TASK GOAL: Extract the full listing verbatim and drop any pictures from your copy.

....

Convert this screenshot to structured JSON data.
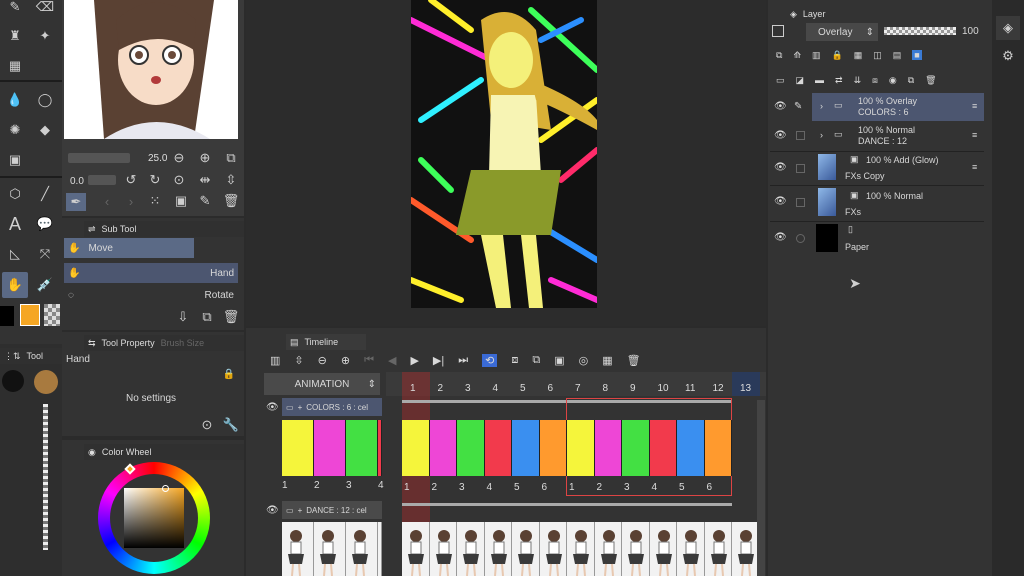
{
  "subtool": {
    "tab": "Sub Tool",
    "items": [
      {
        "label": "Move"
      },
      {
        "label": "Hand"
      },
      {
        "label": "Rotate"
      }
    ]
  },
  "brush": {
    "size": "25.0",
    "opacity": "0.0"
  },
  "tool_property": {
    "tab": "Tool Property",
    "tab2": "Brush Size",
    "tool_name": "Hand",
    "empty": "No settings"
  },
  "color_wheel": {
    "tab": "Color Wheel",
    "main_color": "#f5a623",
    "accent": "#ff9900"
  },
  "left_narrow": {
    "tab": "Tool"
  },
  "layer_panel": {
    "tab": "Layer",
    "blend": "Overlay",
    "opacity": "100",
    "layers": [
      {
        "line1": "100 % Overlay",
        "line2": "COLORS : 6"
      },
      {
        "line1": "100 % Normal",
        "line2": "DANCE : 12"
      },
      {
        "line1": "100 % Add (Glow)",
        "line2": "FXs Copy"
      },
      {
        "line1": "100 % Normal",
        "line2": "FXs"
      },
      {
        "line1": "",
        "line2": "Paper"
      }
    ]
  },
  "timeline": {
    "tab": "Timeline",
    "animation_label": "ANIMATION",
    "frames": [
      "1",
      "2",
      "3",
      "4",
      "5",
      "6",
      "7",
      "8",
      "9",
      "10",
      "11",
      "12",
      "13"
    ],
    "current": "1",
    "tracks": [
      {
        "label": "COLORS : 6 : cel"
      },
      {
        "label": "DANCE : 12 : cel"
      }
    ],
    "pre_cels": [
      "1",
      "2",
      "3",
      "4"
    ],
    "cels": [
      "1",
      "2",
      "3",
      "4",
      "5",
      "6",
      "1",
      "2",
      "3",
      "4",
      "5",
      "6"
    ],
    "cel_colors": [
      "#f5f53b",
      "#ee46d6",
      "#43e043",
      "#f23a4c",
      "#3a8ff0",
      "#ff9a2e",
      "#f5f53b",
      "#ee46d6",
      "#43e043",
      "#f23a4c",
      "#3a8ff0",
      "#ff9a2e"
    ],
    "pre_colors": [
      "#f5f53b",
      "#ee46d6",
      "#43e043",
      "#f23a4c"
    ]
  }
}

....

WRITTEN SOLUTION:
Convert this screenshot to structured JSON data.
{
  "subtool": {
    "tab": "Sub Tool",
    "items": [
      {
        "label": "Move"
      },
      {
        "label": "Hand"
      },
      {
        "label": "Rotate"
      }
    ]
  },
  "brush": {
    "size": "25.0",
    "opacity": "0.0"
  },
  "tool_property": {
    "tab": "Tool Property",
    "tab2": "Brush Size",
    "tool_name": "Hand",
    "empty": "No settings"
  },
  "color_wheel": {
    "tab": "Color Wheel",
    "main_color": "#f5a623",
    "accent": "#ff9900"
  },
  "left_narrow": {
    "tab": "Tool"
  },
  "layer_panel": {
    "tab": "Layer",
    "blend": "Overlay",
    "opacity": "100",
    "layers": [
      {
        "line1": "100 % Overlay",
        "line2": "COLORS : 6"
      },
      {
        "line1": "100 % Normal",
        "line2": "DANCE : 12"
      },
      {
        "line1": "100 % Add (Glow)",
        "line2": "FXs Copy"
      },
      {
        "line1": "100 % Normal",
        "line2": "FXs"
      },
      {
        "line1": "",
        "line2": "Paper"
      }
    ]
  },
  "timeline": {
    "tab": "Timeline",
    "animation_label": "ANIMATION",
    "frames": [
      "1",
      "2",
      "3",
      "4",
      "5",
      "6",
      "7",
      "8",
      "9",
      "10",
      "11",
      "12",
      "13"
    ],
    "current": "1",
    "tracks": [
      {
        "label": "COLORS : 6 : cel"
      },
      {
        "label": "DANCE : 12 : cel"
      }
    ],
    "pre_cels": [
      "1",
      "2",
      "3",
      "4"
    ],
    "cels": [
      "1",
      "2",
      "3",
      "4",
      "5",
      "6",
      "1",
      "2",
      "3",
      "4",
      "5",
      "6"
    ],
    "cel_colors": [
      "#f5f53b",
      "#ee46d6",
      "#43e043",
      "#f23a4c",
      "#3a8ff0",
      "#ff9a2e",
      "#f5f53b",
      "#ee46d6",
      "#43e043",
      "#f23a4c",
      "#3a8ff0",
      "#ff9a2e"
    ],
    "pre_colors": [
      "#f5f53b",
      "#ee46d6",
      "#43e043",
      "#f23a4c"
    ]
  }
}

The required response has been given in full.